Charitable wives of colonial officers visited and monitored the spread of disease in the Caklas, and Iftikhar notes that the health memorandum of 1905 “advised white men that every woman and prostitute in India is infected with Venereal diseases.” The ‘sensuous East’ and hot climate were blamed for triggering the lust of white colonisers serving the Empire.

In the early 20th century, white prostitutes were trafficked to the colony to counter the threat to racial purity, thus expanding sex commerce in inventive ways. Complexly, the white sex trade also motivated a resistance and missionary counter-movement to end prostitution under official guise. The advice to read histories as symbiotic moments of subjugation and liberation is pertinent for scholars and activists alike.

Moral rescue and redemption

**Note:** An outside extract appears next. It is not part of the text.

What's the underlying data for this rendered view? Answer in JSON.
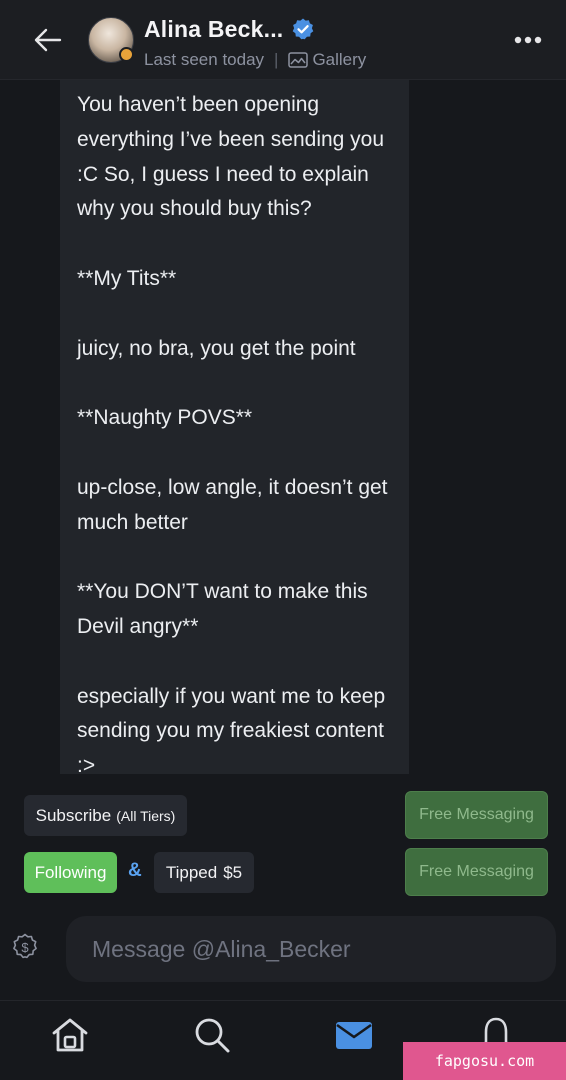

Several studies attribute the initiative to archive the prostitute in colonial India to the publicisation of the gruesome murder of a prostitute Akootai, who tried to escape a brothel in Bombay in 1917. This led to a vast collection of ethnographic and statistical information gathered between 1917-1939 about the prostitutes but now, as subjects for redemption rather than carriers of disease. It fashioned a benevolent paternalism and social reform assumed on part of the Empire. The subsequent hanging of the owners of the brothel for the death of Akootai was a fig-leaf to deflect from the historic sexual exploitative practices of the colonial administration. The major legislative change came only with the repeal of the colonial system of state-regulated brothels in 1888, which led to its gradual abolition.

Despite the legal repeal of the state-sponsored brothels, unofficial red-light districts continued to flourish across cities of British India and the exploitation of women persisted. The spatial management and containment of prostitution in the mid-nineteenth century via medical and legal taxonomies may have been limited but the gendered, sexual, communal, ‘scientific and social analytical’ logic that it embedded, continues to hold sway in present-day South Asia.

The historical suspicion and contempt for women’s sexualities pre-existed colonial machinations but is a legacy that now sits well with contemporary South Asian misogynies. It is evident in medico-legal practices but also across other academic disciplines and institutions. It is one that its promoters happily hold onto, long after the departure of the white colonising masters of sexual exploitation.

Expunging or rejecting texts because we don’t like the contents or the politics of their authors does not cleanse us of our histories. Studying and debating contesting testimonies about the complex documented and lived experiences from the past does allows us to forge new understandings about our subjugated selves in order to become more sovereign peoples.

(*said to be named by the ‘Seinde’ (Sindhi) people)